Roy Moore's campaign calls story 'fake news'
Senate candidate Roy Moore's campaign is calling allegations of sexual misconduct against him "the very definition of fake news and intentional defamation."
The campaign released a statement Thursday after The Washington Post reported the Alabama Republican candidate had sexual contact with one teenager and pursued three others nearly four decades ago.
The campaign says, "Judge Roy Moore has endured the most outlandish attacks on any candidate in the modern political arena, but this story in today's Washington Post alleging sexual impropriety takes the cake."
The statement also notes that Moore has been married to the same woman for 33 years and has four children and five grandchildren.
It continues: "After over 40 years of public service, if any of these allegations were true, they would have been made public long before now."
Alabama Gov. Kay Ivey released a statement Thursday after the allegations were made public:
“These allegations are deeply disturbing. I will hold judgment until we know the facts.
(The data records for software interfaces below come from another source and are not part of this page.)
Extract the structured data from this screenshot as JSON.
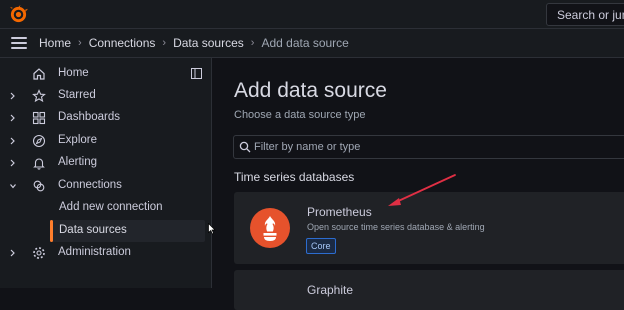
{
  "search": {
    "placeholder": "Search or jump to..."
  },
  "breadcrumb": [
    "Home",
    "Connections",
    "Data sources",
    "Add data source"
  ],
  "sidebar": {
    "items": [
      {
        "label": "Home",
        "icon": "home-icon"
      },
      {
        "label": "Starred",
        "icon": "star-icon"
      },
      {
        "label": "Dashboards",
        "icon": "dashboards-icon"
      },
      {
        "label": "Explore",
        "icon": "explore-icon"
      },
      {
        "label": "Alerting",
        "icon": "bell-icon"
      },
      {
        "label": "Connections",
        "icon": "connections-icon"
      },
      {
        "label": "Add new connection"
      },
      {
        "label": "Data sources"
      },
      {
        "label": "Administration",
        "icon": "gear-icon"
      }
    ]
  },
  "main": {
    "title": "Add data source",
    "subtitle": "Choose a data source type",
    "filter_placeholder": "Filter by name or type",
    "section": "Time series databases",
    "cards": [
      {
        "name": "Prometheus",
        "description": "Open source time series database & alerting",
        "badge": "Core"
      },
      {
        "name": "Graphite"
      }
    ]
  },
  "colors": {
    "accent": "#ff7e2c",
    "background": "#111217",
    "panel": "#181b1f",
    "arrow": "#e02f44"
  }
}
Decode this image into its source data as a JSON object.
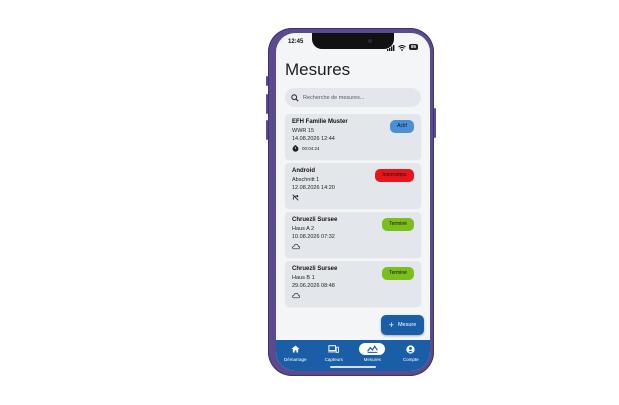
{
  "status_bar": {
    "time": "12:45",
    "battery": "85"
  },
  "page": {
    "title": "Mesures"
  },
  "search": {
    "placeholder": "Recherche de mesures..."
  },
  "measurements": [
    {
      "name": "EFH Familie Muster",
      "location": "WWR 15",
      "date": "14.08.2026 12:44",
      "meta": "00:04:24",
      "meta_icon": "timer-icon",
      "status": "Actif",
      "status_color": "#4a90d9"
    },
    {
      "name": "Android",
      "location": "Abschnitt 1",
      "date": "12.08.2026 14:20",
      "meta": "",
      "meta_icon": "no-sync-icon",
      "status": "Interrompu",
      "status_color": "#e8151b"
    },
    {
      "name": "Chruezli Sursee",
      "location": "Haus A 2",
      "date": "10.08.2026 07:32",
      "meta": "",
      "meta_icon": "cloud-icon",
      "status": "Terminé",
      "status_color": "#7cbf1c"
    },
    {
      "name": "Chruezli Sursee",
      "location": "Haus B 1",
      "date": "29.06.2026 08:48",
      "meta": "",
      "meta_icon": "cloud-icon",
      "status": "Terminé",
      "status_color": "#7cbf1c"
    }
  ],
  "fab": {
    "label": "Mesure"
  },
  "nav": [
    {
      "label": "Démarrage",
      "icon": "home-icon",
      "active": false
    },
    {
      "label": "Capteurs",
      "icon": "devices-icon",
      "active": false
    },
    {
      "label": "Mesures",
      "icon": "chart-icon",
      "active": true
    },
    {
      "label": "Compte",
      "icon": "account-icon",
      "active": false
    }
  ],
  "colors": {
    "brand": "#1a5ea8",
    "background": "#f3f5f7",
    "card": "#e3e7eb",
    "phone_frame": "#5b4a8f"
  }
}
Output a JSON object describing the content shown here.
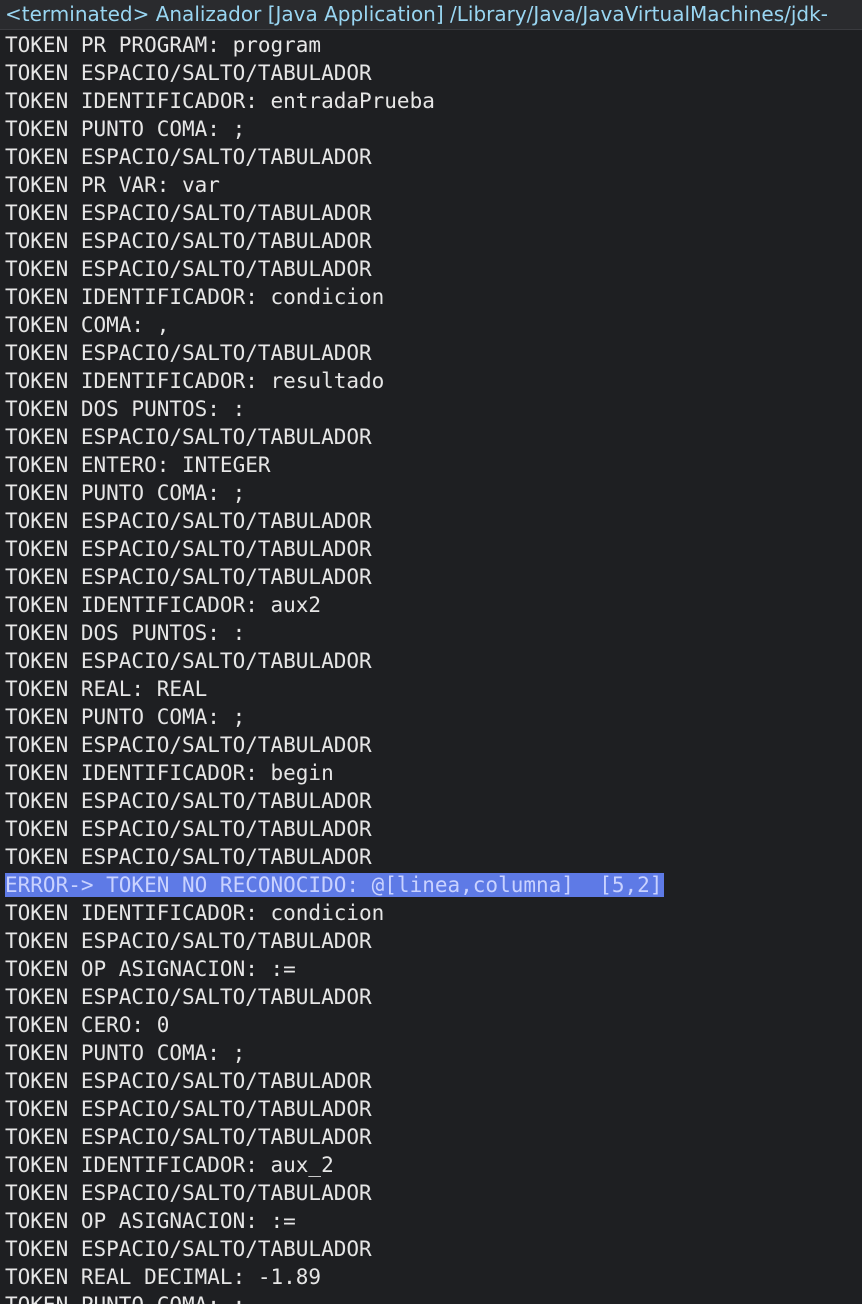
{
  "header": {
    "title": "<terminated> Analizador [Java Application] /Library/Java/JavaVirtualMachines/jdk-"
  },
  "colors": {
    "background": "#1e1f22",
    "header_text": "#99d6f2",
    "output_text": "#e6e6e6",
    "selection_background": "#5e7ae6",
    "selection_text": "#c9d2ff"
  },
  "console": {
    "lines": [
      "TOKEN PR PROGRAM: program",
      "TOKEN ESPACIO/SALTO/TABULADOR",
      "TOKEN IDENTIFICADOR: entradaPrueba",
      "TOKEN PUNTO COMA: ;",
      "TOKEN ESPACIO/SALTO/TABULADOR",
      "TOKEN PR VAR: var",
      "TOKEN ESPACIO/SALTO/TABULADOR",
      "TOKEN ESPACIO/SALTO/TABULADOR",
      "TOKEN ESPACIO/SALTO/TABULADOR",
      "TOKEN IDENTIFICADOR: condicion",
      "TOKEN COMA: ,",
      "TOKEN ESPACIO/SALTO/TABULADOR",
      "TOKEN IDENTIFICADOR: resultado",
      "TOKEN DOS PUNTOS: :",
      "TOKEN ESPACIO/SALTO/TABULADOR",
      "TOKEN ENTERO: INTEGER",
      "TOKEN PUNTO COMA: ;",
      "TOKEN ESPACIO/SALTO/TABULADOR",
      "TOKEN ESPACIO/SALTO/TABULADOR",
      "TOKEN ESPACIO/SALTO/TABULADOR",
      "TOKEN IDENTIFICADOR: aux2",
      "TOKEN DOS PUNTOS: :",
      "TOKEN ESPACIO/SALTO/TABULADOR",
      "TOKEN REAL: REAL",
      "TOKEN PUNTO COMA: ;",
      "TOKEN ESPACIO/SALTO/TABULADOR",
      "TOKEN IDENTIFICADOR: begin",
      "TOKEN ESPACIO/SALTO/TABULADOR",
      "TOKEN ESPACIO/SALTO/TABULADOR",
      "TOKEN ESPACIO/SALTO/TABULADOR",
      "ERROR-> TOKEN NO RECONOCIDO: @[linea,columna]  [5,2]",
      "TOKEN IDENTIFICADOR: condicion",
      "TOKEN ESPACIO/SALTO/TABULADOR",
      "TOKEN OP ASIGNACION: :=",
      "TOKEN ESPACIO/SALTO/TABULADOR",
      "TOKEN CERO: 0",
      "TOKEN PUNTO COMA: ;",
      "TOKEN ESPACIO/SALTO/TABULADOR",
      "TOKEN ESPACIO/SALTO/TABULADOR",
      "TOKEN ESPACIO/SALTO/TABULADOR",
      "TOKEN IDENTIFICADOR: aux_2",
      "TOKEN ESPACIO/SALTO/TABULADOR",
      "TOKEN OP ASIGNACION: :=",
      "TOKEN ESPACIO/SALTO/TABULADOR",
      "TOKEN REAL DECIMAL: -1.89",
      "TOKEN PUNTO COMA: ;"
    ],
    "highlighted_line": 30
  }
}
The people of Alabama deserve to know the truth and will make their own decisions.”
Moore is the Republican nominee for a seat vacated when Jeff Sessions was appointed U.S. Attorney General by President Trump.
Luther Strange was appointed to fill the seat until an election could be held. he lost in the GOP primary to Moore.
Moore faces democrat nominee Doug Jones in a Dec. 12 special election to fill out the term.
It's too late for Alabama Senate candidate Roy Moore's name to be removed from the ballot, even if he wants to drop out.
That's according to John Bennett, a spokesman for the Alabama secretary of state.
Bennett says the party and candidate can revoke the Republican's nomination, but his name would appear regardless, because a key deadline has already passed. Bennett says In such a scenario, even if Moore earned more votes than the Democrat, the state canvassing board would declare the Democrat the winner.
Several senior Republicans called on Moore to quit the race after The Washington Post reported allegations of sexual misconduct.
The top Senate Republican says if the report about Alabama candidate Roy Moore and sexual contact with a 14-year-old is true, he should drop out of the race.
In a one-sentence statement Thursday, Majority Leader Mitch McConnell says: "If these allegations are true, he must step aside."
The response was swift from Senate Republicans shortly after The Washington Post story about Moore initiating a sexual encounter with a 14-year-old girl several decades ago.
Republican Sen. Cory Gardner of Colorado says, "The allegations against Alabama Senate candidate Roy Moore are deeply troubling." Gardner chairs the Republican senatorial campaign committee. He adds, "If these allegations are found to be true, Roy Moore must drop out of the Alabama special Senate election."
Sens. Pat Toomey of Pennsylvania and Jeff Flake of Arizona echoed those comments, and No. 2 Senate Republican John Cornyn of Texas calls the report "deeply troubling."
The election is Dec. 12.
An Alabama woman says Roy Moore, the Republican nominee for next month's U.S. Senate election, made inappropriate advances and had sexual contact with her when she was 14, according to a Washington Post story Thursday. The Senate's GOP leader said if the report is shown to be true, Moore must step aside.
The woman, Leigh Corfman, says Moore met her several times when he was a local prosecutor in his 30s and at one point drove her to his home where he touched her over her underwear and guided her hand to touch him over his, the Post reported. They did not have sexual intercourse, the Post said.
Aside from Corfman, three other women interviewed by the Post in recent weeks said Moore pursued them when they were between the ages of 16 and 18 and he was in his early 30s. None of the other women said that Moore forced them into any sort of relationship or sexual contact.